All building operations are also being evaluated to ensure internal systems are as efficient as possible. We are planning to expand the existing efficiencies of our LEED Silver designed Eco Discovery Center to the entire museum; the Sustainability Action Plan will detail steps to reduce energy, water, and waste and improve the indoor and outdoor experience for all stakeholders. Specific actions such as switching to all LED-powered lights, renewing our building envelope to ensure unwanted warm air isn’t leaking in, and installing low-flow water fixtures throughout the museum are low-hanging fruit we know will help us save resources. Going beyond these simple fixes will include developing a Sustainable Purchasing Policy and Green Cleaning Policy to ensure environmentally and socially favorable products are brought into the museum, installing more renewable energy generation on-site via solar, wind, or green hydrogen, and installing rainwater catch systems for outside irrigation needs. As MODS takes steps to bolster our own sustainability and resiliency, we will share our experiences and encourage as many community partners and stakeholder as possible to work together to drive positive change for TBL’s planet, people, and profit.
We have set a high bar for MODS: transform our community into one that is more resource responsible and able to bounce back from disruptions caused by a changing climate. But we will fail if we tackle this issue alone. We don’t have time for a world where individuals all try their hardest; we must work together to avoid catastrophic failure.
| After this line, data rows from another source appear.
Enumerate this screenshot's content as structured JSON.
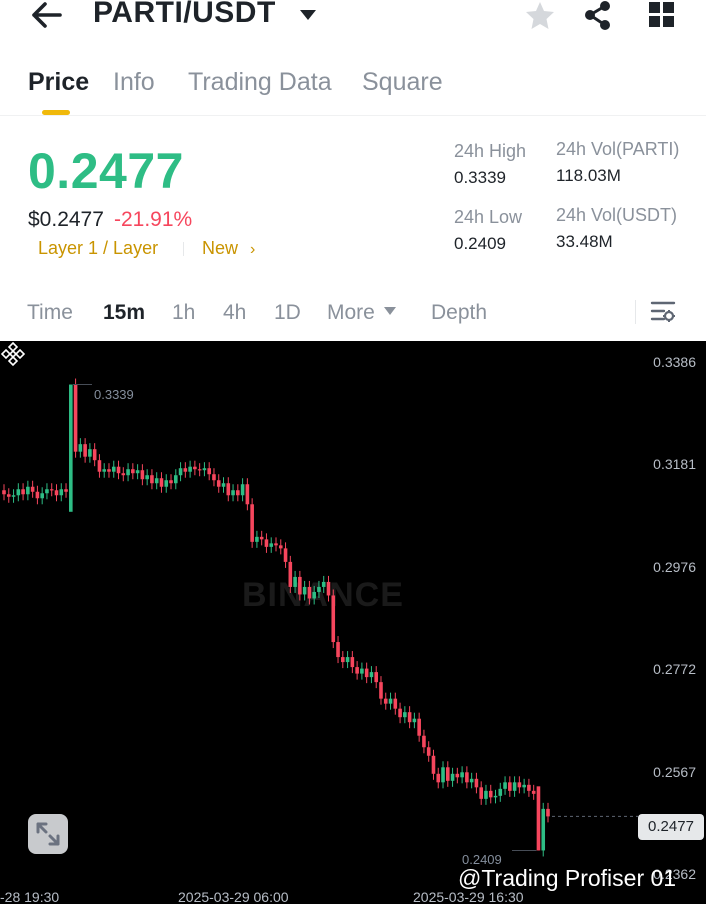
{
  "header": {
    "pair": "PARTI/USDT",
    "icons": [
      "back-arrow-icon",
      "caret-down-icon",
      "star-icon",
      "share-icon",
      "grid-icon"
    ]
  },
  "tabs": [
    "Price",
    "Info",
    "Trading Data",
    "Square"
  ],
  "ticker": {
    "last_price": "0.2477",
    "usd_price": "$0.2477",
    "change_pct": "-21.91%",
    "tag_category": "Layer 1 / Layer",
    "tag_new": "New",
    "high_label": "24h High",
    "high_value": "0.3339",
    "low_label": "24h Low",
    "low_value": "0.2409",
    "vol_base_label": "24h Vol(PARTI)",
    "vol_base_value": "118.03M",
    "vol_quote_label": "24h Vol(USDT)",
    "vol_quote_value": "33.48M"
  },
  "intervals": {
    "time": "Time",
    "m15": "15m",
    "h1": "1h",
    "h4": "4h",
    "d1": "1D",
    "more": "More",
    "depth": "Depth"
  },
  "chart": {
    "y_labels": [
      "0.3386",
      "0.3181",
      "0.2976",
      "0.2772",
      "0.2567",
      "0.2362"
    ],
    "x_labels": [
      "-28 19:30",
      "2025-03-29 06:00",
      "2025-03-29 16:30"
    ],
    "high_marker": "0.3339",
    "low_marker": "0.2409",
    "current_price": "0.2477",
    "watermark": "BINANCE",
    "credit": "@Trading Profiser 01",
    "colors": {
      "up": "#2ebd85",
      "down": "#f6465d",
      "background": "#000000"
    }
  },
  "chart_data": {
    "type": "candlestick",
    "title": "",
    "ylim": [
      0.2362,
      0.3386
    ],
    "x_labels": [
      "-28 19:30",
      "2025-03-29 06:00",
      "2025-03-29 16:30"
    ],
    "close_series": [
      0.312,
      0.3115,
      0.3118,
      0.313,
      0.312,
      0.3135,
      0.3125,
      0.3112,
      0.3122,
      0.313,
      0.3128,
      0.3118,
      0.313,
      0.3125,
      0.3339,
      0.3205,
      0.322,
      0.3195,
      0.321,
      0.3188,
      0.3165,
      0.317,
      0.3165,
      0.3175,
      0.3162,
      0.3158,
      0.317,
      0.3162,
      0.3168,
      0.315,
      0.3158,
      0.3142,
      0.3152,
      0.3135,
      0.3148,
      0.3142,
      0.3158,
      0.3172,
      0.3165,
      0.3175,
      0.317,
      0.3168,
      0.3172,
      0.316,
      0.3148,
      0.3135,
      0.3142,
      0.3118,
      0.3128,
      0.3118,
      0.314,
      0.31,
      0.3025,
      0.3035,
      0.303,
      0.3015,
      0.3022,
      0.3018,
      0.3012,
      0.2985,
      0.2935,
      0.2955,
      0.292,
      0.2935,
      0.2912,
      0.2925,
      0.2935,
      0.2945,
      0.2918,
      0.2825,
      0.2795,
      0.2785,
      0.2795,
      0.2775,
      0.2762,
      0.2772,
      0.2755,
      0.2765,
      0.2745,
      0.2712,
      0.2702,
      0.2712,
      0.2692,
      0.2675,
      0.2685,
      0.2665,
      0.2672,
      0.2638,
      0.2615,
      0.2598,
      0.2562,
      0.2545,
      0.2575,
      0.2548,
      0.2562,
      0.2555,
      0.2565,
      0.2545,
      0.2552,
      0.2535,
      0.2512,
      0.2528,
      0.2515,
      0.2518,
      0.2532,
      0.2545,
      0.2528,
      0.2545,
      0.2535,
      0.254,
      0.2528,
      0.2522,
      0.2409,
      0.2492,
      0.2477
    ]
  }
}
We believe that museums have a unique power to bring communities together and lead them to a better tomorrow.
Lance Cutrer is the first environmental sustainability manager at the Museum of Discovery and Science in Fort Lauderdale, Florida. Prior to this, he was a middle school science teacher and educational coordinator for an environmental learning program.